The MN PUC held a hearing on September 4, 2014, to address the impending investigation of social costs of pollutants under Minn. Stat. § 216B.2422 subd. 3 (known as externalities values).  First established in the late 1990s, the MN PUC re-opened the investigation in a February 2014 Order, focusing exclusively on PM2.5, SO2, NOx, and CO2.  But the MN PUC refrained from issuing a formal referral to the Office of Administrative Hearings (OAH) for contested case treatment in front of an Administrative Law Judge.  Instead, the MN PUC’s February 2014 Order directed the Minnesota Department of Commerce and Minnesota Pollution Control Agency to convene a stakeholder meeting to discuss scope.  The Minnesota government agencies organized this meeting, which was held in April, and then reported their efforts and recommendation to the MN PUC in a comment filed in June.

One of the recommendations from the Minnesota government agencies in their June Comment was to forego a full contested case review of CO2.  The Minnesota government agencies believed the MN PUC could avoid this lengthy analysis by simply adopting the Federal Social Cost of Carbon (SCC).  A number of parties, including utilities, customers, and suppliers, objected to this recommendation.

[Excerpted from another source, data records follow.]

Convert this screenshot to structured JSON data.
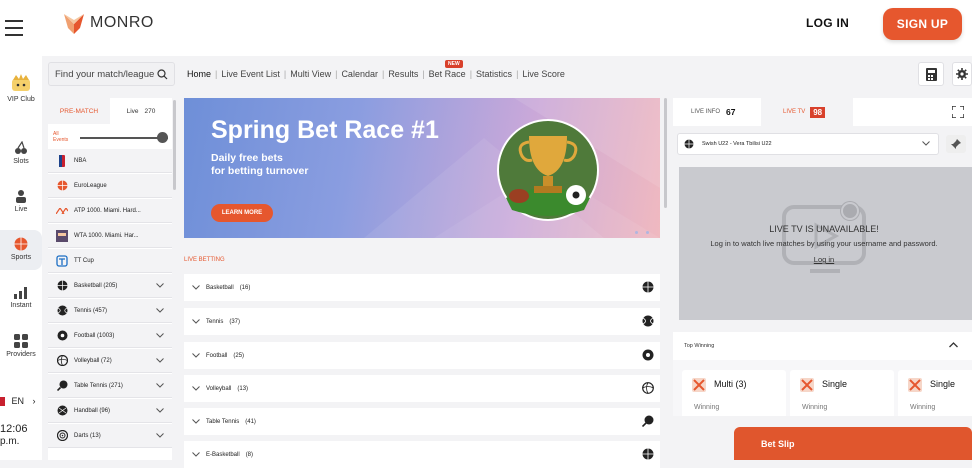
{
  "header": {
    "logo_text": "MONRO",
    "login_label": "LOG IN",
    "signup_label": "SIGN UP",
    "accent_color": "#e6572e"
  },
  "rail": [
    {
      "label": "VIP Club",
      "icon": "crown-icon"
    },
    {
      "label": "Slots",
      "icon": "cherries-icon"
    },
    {
      "label": "Live",
      "icon": "person-icon"
    },
    {
      "label": "Sports",
      "icon": "basketball-icon",
      "active": true
    },
    {
      "label": "Instant",
      "icon": "chart-icon"
    },
    {
      "label": "Providers",
      "icon": "grid-icon"
    }
  ],
  "language": "EN",
  "clock": {
    "time": "12:06",
    "period": "p.m."
  },
  "search": {
    "placeholder": "Find your match/league"
  },
  "nav": {
    "items": [
      "Home",
      "Live Event List",
      "Multi View",
      "Calendar",
      "Results",
      "Bet Race",
      "Statistics",
      "Live Score"
    ],
    "new_badge": "NEW"
  },
  "sport_panel": {
    "tab_prematch": "PRE-MATCH",
    "tab_live": "Live",
    "tab_live_count": "270",
    "all_events_line1": "All",
    "all_events_line2": "Events",
    "leagues": [
      "NBA",
      "EuroLeague",
      "ATP 1000. Miami. Hard...",
      "WTA 1000. Miami. Har...",
      "TT Cup"
    ],
    "sports": [
      {
        "name": "Basketball",
        "count": "(205)"
      },
      {
        "name": "Tennis",
        "count": "(457)"
      },
      {
        "name": "Football",
        "count": "(1003)"
      },
      {
        "name": "Volleyball",
        "count": "(72)"
      },
      {
        "name": "Table Tennis",
        "count": "(271)"
      },
      {
        "name": "Handball",
        "count": "(96)"
      },
      {
        "name": "Darts",
        "count": "(13)"
      }
    ]
  },
  "banner": {
    "title": "Spring Bet Race #1",
    "subtitle_line1": "Daily free bets",
    "subtitle_line2": "for betting turnover",
    "button": "LEARN MORE"
  },
  "live_betting": {
    "title": "LIVE BETTING",
    "rows": [
      {
        "name": "Basketball",
        "count": "(16)"
      },
      {
        "name": "Tennis",
        "count": "(37)"
      },
      {
        "name": "Football",
        "count": "(25)"
      },
      {
        "name": "Volleyball",
        "count": "(13)"
      },
      {
        "name": "Table Tennis",
        "count": "(41)"
      },
      {
        "name": "E-Basketball",
        "count": "(8)"
      }
    ]
  },
  "right_panel": {
    "live_info_label": "LIVE INFO",
    "live_info_count": "67",
    "live_tv_label": "LIVE TV",
    "live_tv_count": "98",
    "match": "Swish U22 - Vera Tbilisi U22",
    "tv_title": "LIVE TV IS UNAVAILABLE!",
    "tv_message": "Log in to watch live matches by using your username and password.",
    "tv_login": "Log in",
    "top_winning_title": "Top Winning",
    "wins": [
      {
        "type": "Multi",
        "count": "(3)",
        "label": "Winning"
      },
      {
        "type": "Single",
        "count": "",
        "label": "Winning"
      },
      {
        "type": "Single",
        "count": "",
        "label": "Winning"
      }
    ],
    "bet_slip": "Bet Slip"
  }
}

Ultimately, the MN PUC affirmed its February 2014 Order, with a slight twist.  The MN PUC referred the appropriate calculation of the externality value for CO2 to the OAH for contested case treatment for the purpose of determining whether the SCC is a reasonable and best available measure for the CO2 externality cost and, if not, what measure is better supported by the evidence.  Other terms and details will be clearly set forth in the MN PUC’s written order reflecting its September 4 decision.

The Commission’s decision on CO2, as well as the values for PM2.5, SO2, and NOx, will be the subject of intense debate over the next 12-18 months.  The final result will undoubtedly impact future MN PUC decisions on utility integrated resource plans and other resource acquisition dockets.  Stay tuned.

LexBlog